The optimal development of children is considered vital to society and so it is important to understand the social, cognitive, emotional, and educational development of children. Increased research and interest in this field has resulted in new theories and strategies, with specific regard to practice that promotes development within the school system. There are also some theories that seek to describe a sequence of states that compose child development.
Attachment theory, originating in the work of John Bowlby and developed by Mary Ainsworth, is a psychological, evolutionary and ethological theory that provides a descriptive and explanatory framework for understanding interpersonal relationships between human beings. Bowlby's observations of close attachments led him to believe that close emotional bonds or “attachments” between an infant and their primary caregiver is an important requirement that is necessary to form “normal social and emotional development”.
Although the identification of developmental milestones is of interest to researchers and to children's caregivers, many aspects of developmental change are continuous and do not display noticeable milestones of change. Continuous developmental changes, like growth in stature, involve fairly gradual and predictable progress toward adult characteristics. When developmental change is discontinuous, however, researchers may identify not only milestones of development, but related age periods often called stages. A stage is a period of time, often associated with a known chronological age range, during which a behavior or physical characteristic is qualitatively different from what it is at other ages.

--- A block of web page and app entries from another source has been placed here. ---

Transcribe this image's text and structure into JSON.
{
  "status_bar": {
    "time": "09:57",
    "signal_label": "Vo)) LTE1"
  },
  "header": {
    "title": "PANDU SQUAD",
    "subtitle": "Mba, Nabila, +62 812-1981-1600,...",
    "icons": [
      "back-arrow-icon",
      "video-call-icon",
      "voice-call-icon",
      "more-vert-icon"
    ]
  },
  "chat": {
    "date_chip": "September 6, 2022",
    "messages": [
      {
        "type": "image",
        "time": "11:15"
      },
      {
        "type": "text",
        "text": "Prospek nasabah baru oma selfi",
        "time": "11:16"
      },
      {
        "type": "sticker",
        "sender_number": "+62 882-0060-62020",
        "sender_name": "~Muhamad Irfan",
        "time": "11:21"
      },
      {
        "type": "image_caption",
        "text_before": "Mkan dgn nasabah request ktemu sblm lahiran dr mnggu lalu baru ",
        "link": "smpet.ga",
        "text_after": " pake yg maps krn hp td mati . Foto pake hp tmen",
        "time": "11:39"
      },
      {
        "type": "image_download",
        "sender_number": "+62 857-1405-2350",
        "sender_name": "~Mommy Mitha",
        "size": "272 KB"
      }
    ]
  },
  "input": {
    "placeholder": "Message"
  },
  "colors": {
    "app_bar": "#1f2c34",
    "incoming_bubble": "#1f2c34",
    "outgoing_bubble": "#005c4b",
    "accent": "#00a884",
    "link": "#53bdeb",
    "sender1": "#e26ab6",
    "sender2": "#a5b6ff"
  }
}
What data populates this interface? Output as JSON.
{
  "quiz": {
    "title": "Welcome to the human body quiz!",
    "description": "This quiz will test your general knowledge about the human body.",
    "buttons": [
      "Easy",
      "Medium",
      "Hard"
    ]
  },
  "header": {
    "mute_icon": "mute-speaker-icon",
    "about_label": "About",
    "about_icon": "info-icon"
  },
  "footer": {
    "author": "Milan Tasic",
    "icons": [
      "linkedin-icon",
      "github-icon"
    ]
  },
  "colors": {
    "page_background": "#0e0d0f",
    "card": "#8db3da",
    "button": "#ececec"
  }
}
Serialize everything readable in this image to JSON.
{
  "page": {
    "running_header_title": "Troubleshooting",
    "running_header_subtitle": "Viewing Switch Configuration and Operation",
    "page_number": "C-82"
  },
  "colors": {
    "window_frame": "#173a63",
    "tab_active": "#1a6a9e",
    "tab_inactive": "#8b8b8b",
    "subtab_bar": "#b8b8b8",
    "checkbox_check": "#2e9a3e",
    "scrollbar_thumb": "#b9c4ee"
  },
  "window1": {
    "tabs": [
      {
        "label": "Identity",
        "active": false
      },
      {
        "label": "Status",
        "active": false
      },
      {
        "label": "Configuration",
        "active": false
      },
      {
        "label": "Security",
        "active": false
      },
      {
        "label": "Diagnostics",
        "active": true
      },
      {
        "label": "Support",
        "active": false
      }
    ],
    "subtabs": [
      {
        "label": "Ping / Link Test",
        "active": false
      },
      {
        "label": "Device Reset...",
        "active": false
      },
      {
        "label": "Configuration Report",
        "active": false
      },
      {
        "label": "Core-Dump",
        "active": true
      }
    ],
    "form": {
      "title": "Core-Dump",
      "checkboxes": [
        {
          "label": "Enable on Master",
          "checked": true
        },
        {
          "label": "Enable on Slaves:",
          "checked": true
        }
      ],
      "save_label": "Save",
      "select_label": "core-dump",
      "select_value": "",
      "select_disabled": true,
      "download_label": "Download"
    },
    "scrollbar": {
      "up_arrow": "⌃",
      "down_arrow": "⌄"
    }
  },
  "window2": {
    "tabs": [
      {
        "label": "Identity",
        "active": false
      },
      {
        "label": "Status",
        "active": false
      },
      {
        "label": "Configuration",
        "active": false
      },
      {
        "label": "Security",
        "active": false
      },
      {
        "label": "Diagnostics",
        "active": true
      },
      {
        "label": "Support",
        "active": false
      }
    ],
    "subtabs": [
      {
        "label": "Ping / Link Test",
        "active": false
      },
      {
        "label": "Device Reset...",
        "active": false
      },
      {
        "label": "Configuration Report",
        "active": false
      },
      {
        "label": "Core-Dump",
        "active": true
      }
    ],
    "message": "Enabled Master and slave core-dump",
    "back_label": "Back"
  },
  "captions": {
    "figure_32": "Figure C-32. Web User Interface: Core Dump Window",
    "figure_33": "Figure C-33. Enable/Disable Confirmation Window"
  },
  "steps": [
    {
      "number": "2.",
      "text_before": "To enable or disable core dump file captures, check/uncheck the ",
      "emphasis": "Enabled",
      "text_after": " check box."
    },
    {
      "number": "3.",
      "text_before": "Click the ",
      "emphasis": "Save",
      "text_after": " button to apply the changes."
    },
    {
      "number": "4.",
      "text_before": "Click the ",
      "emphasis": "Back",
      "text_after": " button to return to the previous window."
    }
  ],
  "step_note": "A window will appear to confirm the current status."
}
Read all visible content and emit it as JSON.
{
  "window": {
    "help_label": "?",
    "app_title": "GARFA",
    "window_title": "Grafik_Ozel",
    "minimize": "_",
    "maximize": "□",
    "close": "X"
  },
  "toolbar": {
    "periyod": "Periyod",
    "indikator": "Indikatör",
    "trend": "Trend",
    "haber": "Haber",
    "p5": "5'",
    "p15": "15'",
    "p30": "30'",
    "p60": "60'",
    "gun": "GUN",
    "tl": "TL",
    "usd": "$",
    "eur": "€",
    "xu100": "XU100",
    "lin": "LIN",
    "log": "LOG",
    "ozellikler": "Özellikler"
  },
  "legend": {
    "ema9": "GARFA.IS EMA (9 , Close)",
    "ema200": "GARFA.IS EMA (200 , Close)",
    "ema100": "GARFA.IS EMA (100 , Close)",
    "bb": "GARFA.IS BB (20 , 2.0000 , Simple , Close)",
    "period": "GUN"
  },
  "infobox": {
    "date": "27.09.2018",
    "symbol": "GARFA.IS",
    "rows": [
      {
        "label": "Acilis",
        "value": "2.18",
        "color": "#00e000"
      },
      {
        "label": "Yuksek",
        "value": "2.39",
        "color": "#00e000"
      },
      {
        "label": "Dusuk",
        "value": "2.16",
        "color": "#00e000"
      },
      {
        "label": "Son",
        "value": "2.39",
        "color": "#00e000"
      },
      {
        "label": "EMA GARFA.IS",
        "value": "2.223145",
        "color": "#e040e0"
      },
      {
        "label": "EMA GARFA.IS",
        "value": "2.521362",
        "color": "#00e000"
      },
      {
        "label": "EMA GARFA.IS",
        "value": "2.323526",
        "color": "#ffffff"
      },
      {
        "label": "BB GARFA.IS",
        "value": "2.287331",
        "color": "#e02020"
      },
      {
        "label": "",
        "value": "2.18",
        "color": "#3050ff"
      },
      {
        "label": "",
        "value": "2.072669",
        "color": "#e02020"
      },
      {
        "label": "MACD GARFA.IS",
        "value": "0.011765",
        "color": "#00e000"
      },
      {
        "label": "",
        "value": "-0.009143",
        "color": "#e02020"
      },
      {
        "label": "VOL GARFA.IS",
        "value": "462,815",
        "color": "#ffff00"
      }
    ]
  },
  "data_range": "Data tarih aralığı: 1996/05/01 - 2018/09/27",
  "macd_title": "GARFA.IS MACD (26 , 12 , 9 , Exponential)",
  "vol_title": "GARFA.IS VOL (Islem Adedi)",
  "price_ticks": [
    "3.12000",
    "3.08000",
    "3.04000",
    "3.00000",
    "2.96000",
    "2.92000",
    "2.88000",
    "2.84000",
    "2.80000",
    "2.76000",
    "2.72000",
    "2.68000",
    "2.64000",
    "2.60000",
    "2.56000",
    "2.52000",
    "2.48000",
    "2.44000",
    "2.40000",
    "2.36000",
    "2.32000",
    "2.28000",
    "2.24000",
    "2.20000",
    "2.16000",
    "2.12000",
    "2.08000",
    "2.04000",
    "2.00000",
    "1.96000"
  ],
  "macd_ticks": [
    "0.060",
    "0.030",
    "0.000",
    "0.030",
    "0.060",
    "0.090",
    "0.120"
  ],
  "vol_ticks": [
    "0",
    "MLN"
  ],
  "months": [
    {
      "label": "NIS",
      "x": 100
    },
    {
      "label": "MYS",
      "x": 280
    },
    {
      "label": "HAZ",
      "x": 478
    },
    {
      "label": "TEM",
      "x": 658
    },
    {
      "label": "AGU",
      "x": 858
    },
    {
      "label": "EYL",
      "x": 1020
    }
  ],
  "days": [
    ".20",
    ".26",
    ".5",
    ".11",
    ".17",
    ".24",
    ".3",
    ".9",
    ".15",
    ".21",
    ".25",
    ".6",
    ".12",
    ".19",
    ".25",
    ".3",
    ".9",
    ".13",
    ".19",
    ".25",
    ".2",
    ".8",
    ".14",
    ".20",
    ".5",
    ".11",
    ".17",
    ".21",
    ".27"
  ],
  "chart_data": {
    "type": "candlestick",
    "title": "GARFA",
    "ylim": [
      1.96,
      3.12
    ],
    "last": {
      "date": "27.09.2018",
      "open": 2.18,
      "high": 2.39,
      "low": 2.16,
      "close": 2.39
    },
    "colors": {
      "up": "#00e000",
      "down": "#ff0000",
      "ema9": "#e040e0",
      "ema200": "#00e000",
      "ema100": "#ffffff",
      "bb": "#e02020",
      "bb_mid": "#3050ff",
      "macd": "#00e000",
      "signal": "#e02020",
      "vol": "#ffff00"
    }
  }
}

When an age period is referred to as a stage, the term implies not only this qualitative difference, but also a predictable sequence of developmental events, such that each stage is both preceded and followed by specific other periods associated with characteristic behavioral or physical qualities.
A common concern in child development is developmental delay involving a delay in an age-specific ability for important developmental milestones. Prevention of and early intervention in developmental delay are significant topics in the study of child development. Developmental delays should be diagnosed by comparison with characteristic variability of a milestone, not with respect to average age at achievement. An example of a milestone would be eye-hand coordination, which includes a child's increasing ability to manipulate objects in a coordinated manner. Increased knowledge of age-specific milestones allows parents and others to keep track of appropriate development.
Abilities for physical movement change through childhood from the largely reflexive (unlearned, involuntary) movement patterns of the young infant to the highly skilled voluntary movements characteristic of later childhood and adolescence.
Children with Down syndrome or Developmental coordination disorder are late to reach major motor skills milestones. A few examples of these milestones are sucking, grasping, rolling, sitting up and walking, talking. Children with Down syndrome sometimes have heart problems, frequent ear infections, hypotonia, or undeveloped muscle mass. This syndrome is caused by atypical chromosomal development. Along with Down syndrome, children can also be diagnosed with a learning disability. Learning Disabilities include disabilities in any of the areas related to language, reading, and mathematics. Basic reading skills is the most common learning disability in children, which, like other disabilities, focuses on the difference between a child's academic achievement and his or her apparent capacity to learn.